“During its terminal phase, the aircrew used images from the infrared seeker – transmitted through the datalink – to perform a successful manual aim point refinement. The missile has then followed this designated point until hitting the target with a very high degree of accuracy,” MBDA noted.
According to the company, the “high-subsonic” Sea Venom weighs 240 pounds (110 kilograms) and measures in at 8.2 feet long (2.5 meters). Defense News noted the weapon can deliver a 66-pound warhead an estimated 12 miles away, but the precise range is unknown.
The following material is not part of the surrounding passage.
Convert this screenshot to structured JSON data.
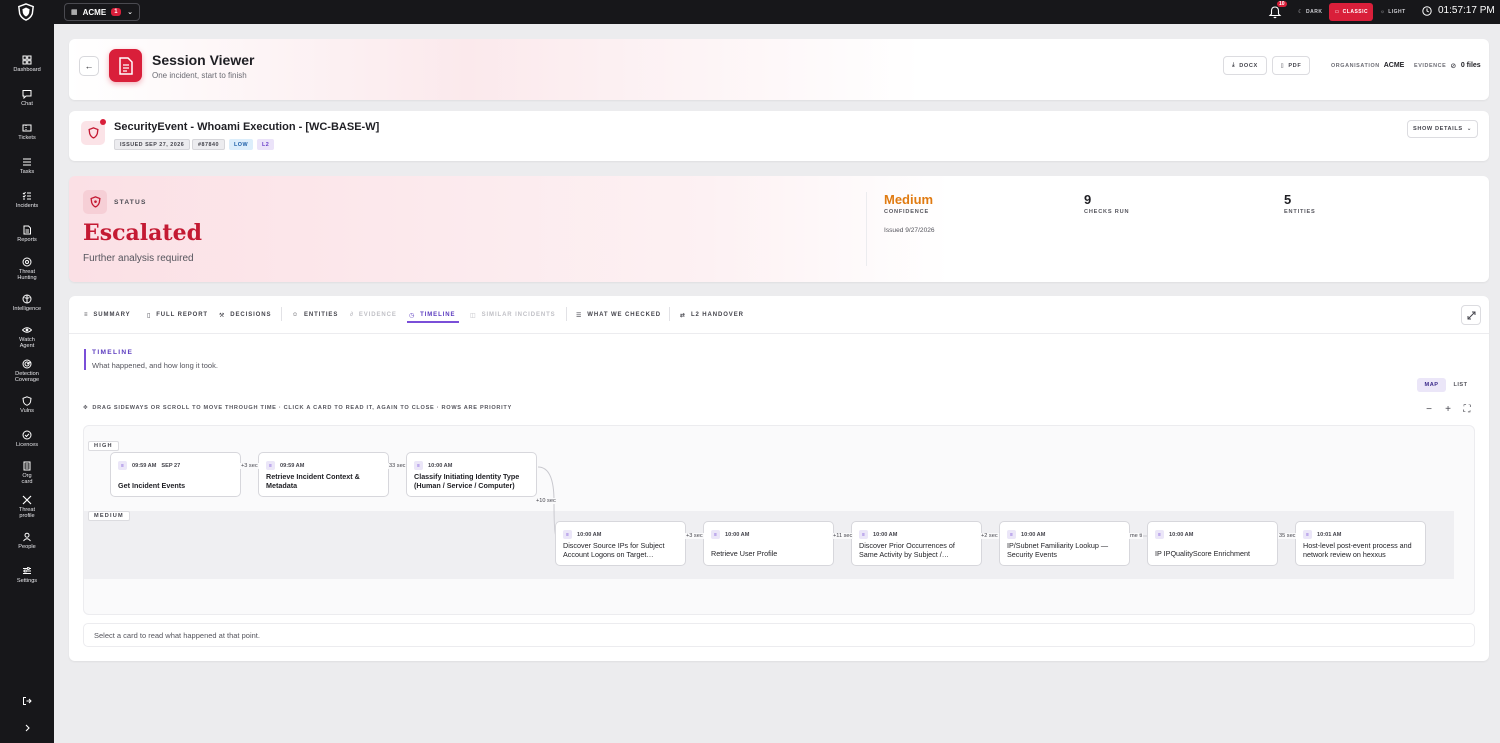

It is designed to hit smaller vessels, from fast in-shore attack craft to ships as large as corvettes, as well as land-based installations.
“Sea Venom/ANL is the first Anglo-French co-operation program to take full advantage of our centers of excellence, created following an Inter-Governmental Agreement ratified by both nations’ Parliaments in 2016,” MBDA CEO Éric Béranger said in the release. “MBDA is putting full effort into the successful implementation of the Sea Venom/ANL program, recognizing it should exemplify the benefits of the close cooperation UK and France are sharing in defense – enhancing both nation’s sovereign capabilities in armaments while reducing costs.”
MBDA, a consortium of missile manufacturing departments from BAE Systems, Airbus and Leonardo, is building the Sea Venom on a joint $630 million contract from the British and French governments. The missile is expected to enter service in 2021.
Jane’s noted that the Sea Venom will replace the larger Sea Skua missile, in use by the British Royal Navy since 1972, and is designed to work with the RN’s AW-159 Wildcat helicopter and the French Navy’s upcoming Guépard Light Joint Helicopter.